The feeding technique of the albatross is a little different than you would expect from a seabird. The albatross goes out to sea to catch some fish and makes the food into an oil by getting rid of the water and maintaining the fat. This technique differs from the common feeding practice of some of the other seabirds that catch the fish and regurgitate it for their young.

The albatross also performs a puzzling practice of rolling their eggs during their incubation period. They will move them up to 14 meters per day. We saw the downside of this action when we came across an abandoned cracked albatross egg that was slowly being eaten by little ants and mites.

Although the booby gets plenty of laughs from tourists, the frigate bird might draw the most questions from them, at least from myself. The two species of frigates found in the Galápagos are the Great Frigate and the Magnificent Frigate. We had the running joke that the other two species of frigates have to be something like the Average Frigate and the Dismal Frigate.

I didn't so much question the courtship technique of the frigate as much as I was just interested in this unique action.
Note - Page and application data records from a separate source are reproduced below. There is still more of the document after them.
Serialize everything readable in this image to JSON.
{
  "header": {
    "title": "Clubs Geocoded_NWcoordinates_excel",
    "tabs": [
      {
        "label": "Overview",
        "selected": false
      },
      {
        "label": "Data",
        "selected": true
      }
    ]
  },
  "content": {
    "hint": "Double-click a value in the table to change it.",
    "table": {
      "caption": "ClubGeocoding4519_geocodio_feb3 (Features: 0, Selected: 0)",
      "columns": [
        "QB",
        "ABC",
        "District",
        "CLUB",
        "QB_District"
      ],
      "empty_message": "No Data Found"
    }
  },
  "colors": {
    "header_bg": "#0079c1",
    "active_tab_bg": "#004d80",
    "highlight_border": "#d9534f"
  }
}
The male frigates have a red pouch on their neck that they inflate in order to attract the females. They sit in the bushes with their pouches inflated and as the females fly by, they tap their beaks on the pouch in an attempt to convince the females to land by them and become their mate.

These birds are also extremely long, with wingspans around 8 feet, but not as massive as the albatross. Luis told us that these birds without a doubt were the most agile and able fliers of all the birds. Their slender body and forked tail allow them to maneuver through the air, but is not advantageous for them to dive. These birds act like pirates by flying through the air and literally snatching an already caught fish from a bird flying home with its victory.

The Galápagos Islands are full of seabirds that one could argue are the weirdest birds they have ever seen. The flightless cormorant is a strong contender for this title. While standing on the rocks and preening, this bird appears to be quite normal. Not until this bird opens its "wings" do you come to see why the flightless cormorant gets second looks from tourists. The bird lacks terrestrial predators, so it has lost its need to flee from trouble, and in the process, also has lost its wings.

There was not a moment of the trip that was uninteresting to me, but the brown pelican seemed to be the most normal and familiar of the fauna. The brown pelican, so named because of the brown feathers on its neck, acts and appears very similar to the pelicans in the United States. They have great eyesight, and will perch either on rocks or on the back of our boat and spot fish to swoop down and trap in their large beaks. The pelicans have a pouch that allows them to hold the full live fish, bring it to the surface and swallow it down. We had a pelican that seemed to stalk Eugenia around our boat, but maybe it was around more so at night to utilize the light to spot fish in the water.

The brown pelican's arch enemy and biggest annoyance is the brown noddy. Like the frigate birds, the brown noddies are pirate hunters. They fly around with the pelicans and land on their head waiting to steal the catch right out of their mouths. It was amusing to watch the waiting game that takes place between the pelican and noddy. We saw the noddies sitting on the pelicans for a few minutes before they got bored with waiting and would fly away and allow the pelican to enjoy its catch.

We saw some of the other sea birds while we were out motoring on the boat, but the only problem is that we just saw them fly by to get a glimpse of them, rather then get to observe them and analyze their actions. We were fortunate enough to see the storm petrels pattering on the surface of the water to coax the fish to come to top and feed. But other than that, we witnessed a tropicbird flyby, some shearwater passings and some gull spottings, but didn't really get to observe much about them.